Several key issues are relevant to the energy sector.
On 3 January 2018, came into force Directive 2014/65/EU of the European Parliament and of the Council of 15 May 2014 on markets in financial instruments and amending Directive 2002/92/EC and Directive 2011/61/EU (MiFID 2), which is a legal act primarily concerning financial markets, but also affecting companies from the energy sector.
Several key issues are relevant to the energy sector. Firstly, emission allowances and derivatives based on emission allowances have been unconditionally included in the list of financial instruments. Also, to the list were added commodity derivatives (including forward contracts for electricity and gas), which are equivalent to contracts concluded on organised markets, i.e. regulated markets, MTFs and OTFs. An exception will be the contracts traded on the OTF markets, settled by physical delivery, concerning the so-called wholesale energy products - i.e. transactions concerning electricity and gas falling within the scope of the REMIT regulation (the so-called REMIT carve-out).
Classification of certain products as financial instruments will have an impact on the rules of trading in these instruments – conditions of trading, security and clearing. As a consequence, the existing Commodity Forward Instruments Market operated by TGE S.A. will ultimately be transformed into an OTF (organised trading platform). MiFID 2 also amended the rules for exemptions from the need to obtain permits from the financial supervision authority (KNF) to conduct brokerage activities with respect to financial instruments.
As a result of this change, energy companies had to analyse their activities and adapt to the new requirements, or decide to obtain the status of an investment firm.
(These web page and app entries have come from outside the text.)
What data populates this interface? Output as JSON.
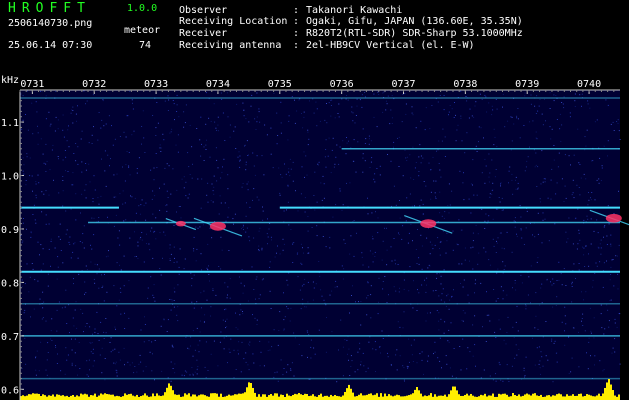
{
  "app": {
    "title": "HROFFT",
    "version": "1.0.0"
  },
  "file": {
    "name": "2506140730.png",
    "timestamp": "25.06.14 07:30"
  },
  "counter": {
    "label": "meteor",
    "value": "74"
  },
  "info": [
    {
      "label": "Observer",
      "value": "Takanori Kawachi"
    },
    {
      "label": "Receiving Location",
      "value": "Ogaki, Gifu, JAPAN (136.60E, 35.35N)"
    },
    {
      "label": "Receiver",
      "value": "R820T2(RTL-SDR) SDR-Sharp 53.1000MHz"
    },
    {
      "label": "Receiving antenna",
      "value": "2el-HB9CV Vertical (el. E-W)"
    }
  ],
  "colors": {
    "title": "#22ff22",
    "background": "#000033",
    "trace": "#44ddff",
    "meteor": "#ff3366",
    "level": "#ffee00"
  },
  "chart_data": {
    "type": "heatmap",
    "ylabel": "kHz",
    "x_ticks": [
      "0731",
      "0732",
      "0733",
      "0734",
      "0735",
      "0736",
      "0737",
      "0738",
      "0739",
      "0740"
    ],
    "y_ticks": [
      "1.1",
      "1.0",
      "0.9",
      "0.8",
      "0.7",
      "0.6"
    ],
    "ylim": [
      0.58,
      1.16
    ],
    "xlim": [
      730.8,
      740.5
    ],
    "carriers": [
      {
        "freq": 0.94,
        "x_start": 730.8,
        "x_end": 732.4,
        "intensity": "high"
      },
      {
        "freq": 0.94,
        "x_start": 735.0,
        "x_end": 740.5,
        "intensity": "high"
      },
      {
        "freq": 0.912,
        "x_start": 731.9,
        "x_end": 740.5,
        "intensity": "medium"
      },
      {
        "freq": 0.82,
        "x_start": 730.8,
        "x_end": 740.5,
        "intensity": "high"
      },
      {
        "freq": 1.05,
        "x_start": 736.0,
        "x_end": 740.5,
        "intensity": "medium"
      },
      {
        "freq": 1.145,
        "x_start": 730.8,
        "x_end": 740.5,
        "intensity": "low"
      },
      {
        "freq": 0.76,
        "x_start": 730.8,
        "x_end": 740.5,
        "intensity": "low"
      },
      {
        "freq": 0.7,
        "x_start": 730.8,
        "x_end": 740.5,
        "intensity": "medium"
      },
      {
        "freq": 0.62,
        "x_start": 730.8,
        "x_end": 740.5,
        "intensity": "low"
      }
    ],
    "meteor_echoes": [
      {
        "time": 733.4,
        "freq": 0.91,
        "strength": "medium"
      },
      {
        "time": 734.0,
        "freq": 0.905,
        "strength": "strong"
      },
      {
        "time": 737.4,
        "freq": 0.91,
        "strength": "strong"
      },
      {
        "time": 740.4,
        "freq": 0.92,
        "strength": "strong"
      }
    ],
    "level_peaks": [
      {
        "time": 733.2,
        "level": 0.8
      },
      {
        "time": 734.5,
        "level": 0.9
      },
      {
        "time": 736.1,
        "level": 0.7
      },
      {
        "time": 737.2,
        "level": 0.6
      },
      {
        "time": 737.8,
        "level": 0.7
      },
      {
        "time": 740.3,
        "level": 1.0
      }
    ]
  }
}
MiFID 2 was implemented into the Polish legal system by the Act of 1 March 2018 amending the Act on trading in financial instruments and certain other acts, which entered into force on 21 April 2018.